Arlette Gruss Circus in the RoboSpot Light
Talented and highly original lighting designer Arthur Oudin had created a brand-new lighting scheme for the Circus in January after receiving a brief from director Gilbert Gruss and technical director Julien Lhomme. With the new Big Top, he adapted the lighting design to the new truss points and integrated the RoboSpots.
Renewing a big top is a key milestone for any circus, and one that usually happens once every ten years or so. Arlette Gruss Circus - never doing things by halves - opted for a radically different tent, Le Privilége, designed by Gilbert and Julien and manufactured by Italian canvas specialist F. Greco SRL … with no inner pole.
This allows a completely enhanced visual experience for the audience with an unhindered 360-degree view … and nobody having to look through any structural elements! Apart from that, the general aesthetics of the space are WOWing everyone who works in, sees, and is entertained in the venue.
The Big Top is effectively anchored in place by its own external pyramid shaped steel superstructure built by Anceschi Carlo & Cie, also based in Italy, and the canvas walls are suspended rather than being supported.
It offers an impressive 16 metres of clearance under the dome, has a 42-metre diameter and a capacity of 1686 seats which can be expanded to 2000
While pole free construction is a fantastic plus for the audience, it presents several challenges for the lighting crew who now don’t have any follow-spot positions above the ring!
Arthur quickly proposed a cool solution of which he was totally confident as he’d successfully used Robe RoboSpots for a show by French comedienne and actress, Anne Roumanoff, at the Olympia in Paris.
He suggested a 2-way RoboSpot system comprising two BaseStations controlling two BMFL Spots, each with its own MotionCamera clamped near the luminaire.
"Looking at products in brand catalogues and showcases is one thing ... and very different from experiencing them for real", explained Arthur. "I had properly used and road-tested the RoboSpot and knew it was right for the Circus.
“Gilbert is a new technology enthusiast and encourages everyone working with him to be curious and experimental, so I am permanently watching out for lateral and interesting solutions.
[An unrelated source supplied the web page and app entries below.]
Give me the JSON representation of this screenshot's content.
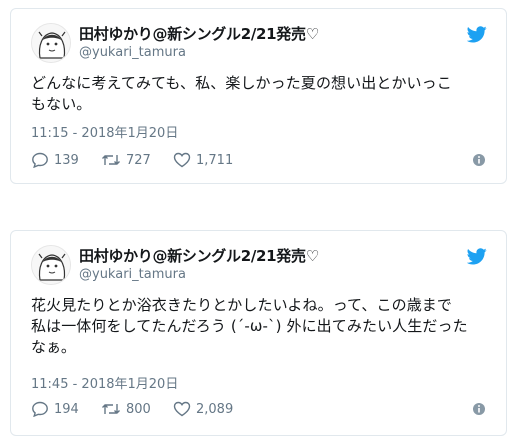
{
  "tweets": [
    {
      "display_name": "田村ゆかり@新シングル2/21発売♡",
      "handle": "@yukari_tamura",
      "text_lines": [
        "どんなに考えてみても、私、楽しかった夏の想い出とかいっこ",
        "もない。"
      ],
      "timestamp": "11:15 - 2018年1月20日",
      "replies": "139",
      "retweets": "727",
      "likes": "1,711"
    },
    {
      "display_name": "田村ゆかり@新シングル2/21発売♡",
      "handle": "@yukari_tamura",
      "text_lines": [
        "花火見たりとか浴衣きたりとかしたいよね。って、この歳まで",
        "私は一体何をしてたんだろう (´-ω-`) 外に出てみたい人生だった",
        "なぁ。"
      ],
      "timestamp": "11:45 - 2018年1月20日",
      "replies": "194",
      "retweets": "800",
      "likes": "2,089"
    }
  ],
  "colors": {
    "twitter_blue": "#1da1f2",
    "muted": "#657786",
    "border": "#e1e8ed"
  },
  "icons": {
    "brand": "twitter-bird-icon",
    "reply": "reply-icon",
    "retweet": "retweet-icon",
    "like": "heart-icon",
    "info": "info-icon"
  }
}
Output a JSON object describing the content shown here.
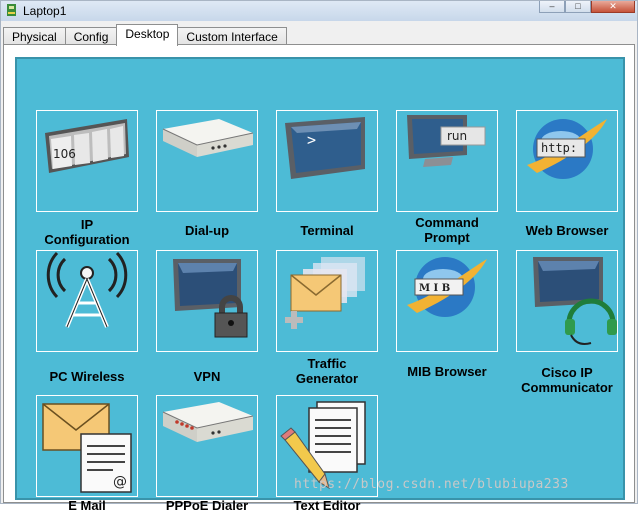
{
  "window": {
    "title": "Laptop1"
  },
  "tabs": [
    {
      "label": "Physical"
    },
    {
      "label": "Config"
    },
    {
      "label": "Desktop"
    },
    {
      "label": "Custom Interface"
    }
  ],
  "apps": [
    {
      "label": "IP\nConfiguration",
      "icon": "ip-config-icon"
    },
    {
      "label": "Dial-up",
      "icon": "modem-icon"
    },
    {
      "label": "Terminal",
      "icon": "terminal-icon"
    },
    {
      "label": "Command\nPrompt",
      "icon": "command-prompt-icon"
    },
    {
      "label": "Web Browser",
      "icon": "web-browser-icon"
    },
    {
      "label": "PC Wireless",
      "icon": "wireless-tower-icon"
    },
    {
      "label": "VPN",
      "icon": "vpn-lock-icon"
    },
    {
      "label": "Traffic\nGenerator",
      "icon": "traffic-envelope-icon"
    },
    {
      "label": "MIB Browser",
      "icon": "mib-browser-icon"
    },
    {
      "label": "Cisco IP\nCommunicator",
      "icon": "headset-monitor-icon"
    },
    {
      "label": "E Mail",
      "icon": "email-icon"
    },
    {
      "label": "PPPoE Dialer",
      "icon": "pppoe-modem-icon"
    },
    {
      "label": "Text Editor",
      "icon": "text-editor-icon"
    }
  ],
  "icon_text": {
    "ip": "106",
    "prompt": "run",
    "browser": "http:",
    "mib": "M I B",
    "email_at": "@"
  },
  "watermark": "https://blog.csdn.net/blubiupa233"
}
RoboSpot is definitely one of these."
Julien Lhomme and his crew, who had used Robe moving lights - Pointes and BMFLs in collaboration with rental specialist Dushow - for the last seasons, were also keen to use the RoboSpot system and discover its many advantages.
Vincent Bouquet from Robe France’s technical services team visited Strasbourg where the Circus is based and conducted a RoboSpot test day, and by the end of this, all the operators were familiar with and happy about using the new system.
"They picked it up very quickly and used the system’s features like positional presets in combination with their own human experience for the best results” commented Vincent, explaining that they were recalling the position presets on the system to ensure accurate focusing as soon the moment the beam opens, then the operators took over control manually to follow the performer live.
“Right from the very first show but they managed RoboSpot very well by themselves and I received loads of positive feedback" he confirmed.
Using the RoboSpot BaseStations, the operators were located below the audience stands in a new and comfortable workspace.
Through the searingly hot summer which gripped Europe this year, they were able to keep a lot cooler than if they had been confined to the old follow spot platforms 10 metres above the ring, and there was also the additional safety of operating from a ground-based position!
Arthur is already thinking ahead … as the latest RoboSpot software upgrades allow multi-device control management which can make things even more dynamic. “We can easily imagine that some of those BMFLs and Pointes in the main rig might be controlled by the spot operators as well and used simultaneously from several positions on the various trusses making up the lighting rig."